  • Extend legacy business process automation beyond the confines of individual processes. By marrying AI tools with RPA, hyper automation enables automation for virtually any repetitive task executed by business users.

  • Enable automation with diversification. The Filed Service and Extraction Automation, The Value chain automation and PA, The Digital Technologies, The People Experience and Tacit Knowledge, The Access and Mobility, The QDAS.

  • Leverage and adopted lessons that governments, businesses, and decision-makers should utilize in order to build resilience and prepare for future challenges:

    • Build a holistic mitigation framework: Rather than focusing on specific risks, it’s helpful to identify the big-picture worst-case scenario and work back from there.

    • Build holistic systems that protect against adverse outcomes.

    • Diversify and consider the entire ecosystem: Examine third-party services and external assets, and analyze the broader ecosystem in which you operate.

    • Embrace diversity in resilience strategies: Not all strategies will work across the board. Complex problems will require nuanced efforts. Adaptability is key.

    • Connect resilience efforts with other goals: Many resilience efforts could benefit multiple aspects of society.

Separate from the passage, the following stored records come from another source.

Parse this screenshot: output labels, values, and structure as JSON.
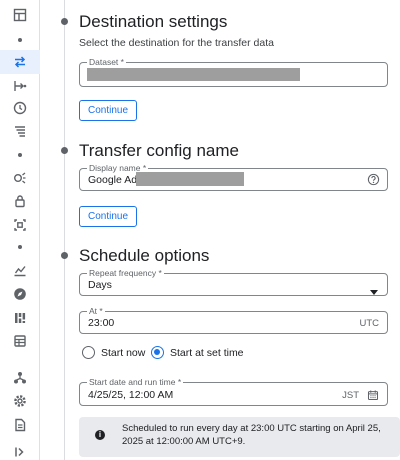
{
  "sections": {
    "destination": {
      "title": "Destination settings",
      "subtitle": "Select the destination for the transfer data",
      "dataset_label": "Dataset *",
      "continue_label": "Continue"
    },
    "config_name": {
      "title": "Transfer config name",
      "display_name_label": "Display name *",
      "display_name_value": "Google Ads",
      "continue_label": "Continue"
    },
    "schedule": {
      "title": "Schedule options",
      "repeat_label": "Repeat frequency *",
      "repeat_value": "Days",
      "at_label": "At *",
      "at_value": "23:00",
      "at_suffix": "UTC",
      "radio_start_now": "Start now",
      "radio_start_at_set_time": "Start at set time",
      "selected_radio": "start_at_set_time",
      "start_label": "Start date and run time *",
      "start_value": "4/25/25, 12:00 AM",
      "start_suffix": "JST",
      "info_text": "Scheduled to run every day at 23:00 UTC starting on April 25, 2025 at 12:00:00 AM UTC+9."
    }
  },
  "colors": {
    "accent": "#1a73e8",
    "active_rail_bg": "#e8f0fe",
    "info_bg": "#e8eaed",
    "redaction": "#9e9e9e"
  },
  "icons": {
    "rail": [
      "dashboard-icon",
      "transfers-icon",
      "migration-icon",
      "scheduled-queries-icon",
      "pipelines-icon",
      "analytics-hub-icon",
      "policy-tags-icon",
      "sharing-icon",
      "monitoring-icon",
      "explore-icon",
      "capacity-icon",
      "admin-icon",
      "release-notes-icon",
      "settings-icon",
      "docs-icon",
      "expand-icon"
    ]
  }
}
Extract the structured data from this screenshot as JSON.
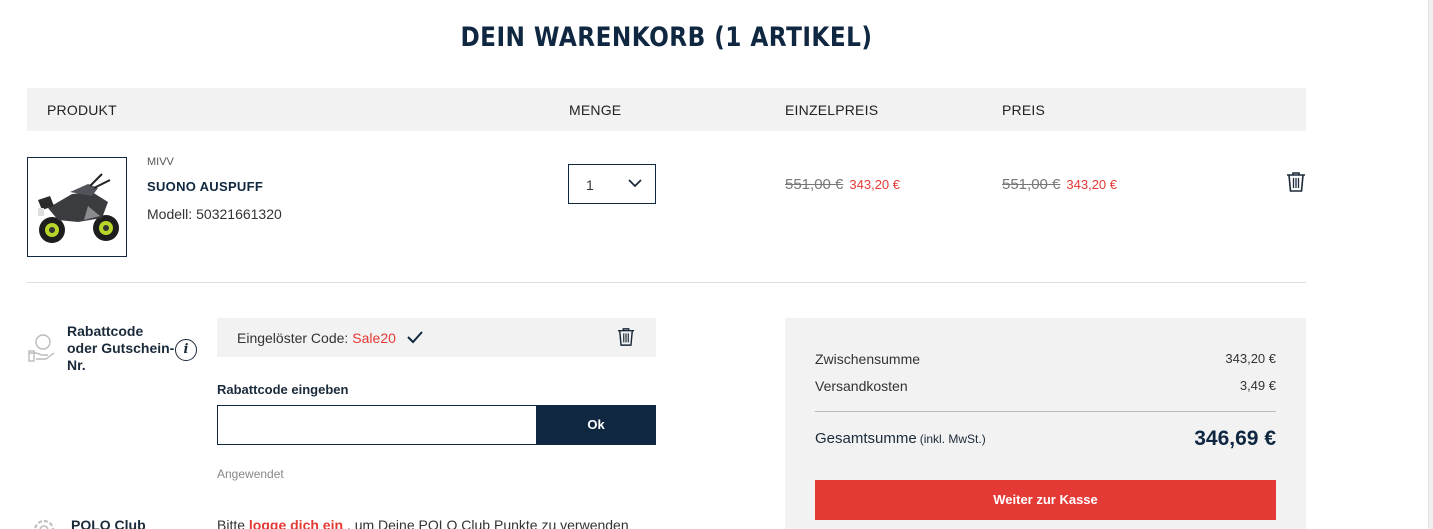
{
  "page": {
    "title": "DEIN WARENKORB (1 ARTIKEL)"
  },
  "table": {
    "headers": {
      "product": "PRODUKT",
      "quantity": "MENGE",
      "unit_price": "EINZELPREIS",
      "price": "PREIS"
    }
  },
  "item": {
    "brand": "MIVV",
    "name": "SUONO AUSPUFF",
    "model_label": "Modell:",
    "model_number": "50321661320",
    "quantity": "1",
    "unit_price_old": "551,00 €",
    "unit_price_new": "343,20 €",
    "price_old": "551,00 €",
    "price_new": "343,20 €"
  },
  "discount": {
    "label": "Rabattcode oder Gutschein-Nr.",
    "redeemed_label": "Eingelöster Code:",
    "redeemed_code": "Sale20",
    "input_label": "Rabattcode eingeben",
    "input_value": "",
    "ok_label": "Ok",
    "status": "Angewendet"
  },
  "polo_club": {
    "label": "POLO Club",
    "text_before": "Bitte ",
    "link": "logge dich ein",
    "text_after": " , um Deine POLO Club Punkte zu verwenden"
  },
  "summary": {
    "subtotal_label": "Zwischensumme",
    "subtotal_value": "343,20 €",
    "shipping_label": "Versandkosten",
    "shipping_value": "3,49 €",
    "total_label": "Gesamtsumme",
    "total_note": "(inkl. MwSt.)",
    "total_value": "346,69 €",
    "checkout_label": "Weiter zur Kasse"
  },
  "colors": {
    "navy": "#0f2740",
    "accent_red": "#e53935",
    "panel_gray": "#f2f2f2"
  },
  "icons": [
    "trash-icon",
    "check-icon",
    "chevron-down-icon",
    "info-icon",
    "discount-hand-icon",
    "gear-icon"
  ]
}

For instance, efficient supply chains could strengthen communities and contribute to environmental goals.

Coworkers Working Together

Upon successful completion of this course, you will be able to:

Understand that while technology is accessible to everyone, digital leadership, unique vision and culture are not. When it comes to managing culture change and vision positioning in business transformation, it’s the leader’s job to ensure the entire organization is appropriately aligned to deliver the new corporate vision and adapting to the new processes. The executive bench must collaborate and execute with razor focus to upscale the agreed transformation model and unify it across all layers of the workforce, and most importantly, make it fit for the future.

Think of resilience as a journey, not a destination: Remaining agile and vigilant is vital when building out resilience programs, as these efforts are new and require reflection in order to improve.

The next few years will be riddled with complex challenges, and our best chance at mitigating these global risks is through increased collaboration and consistent reassessment.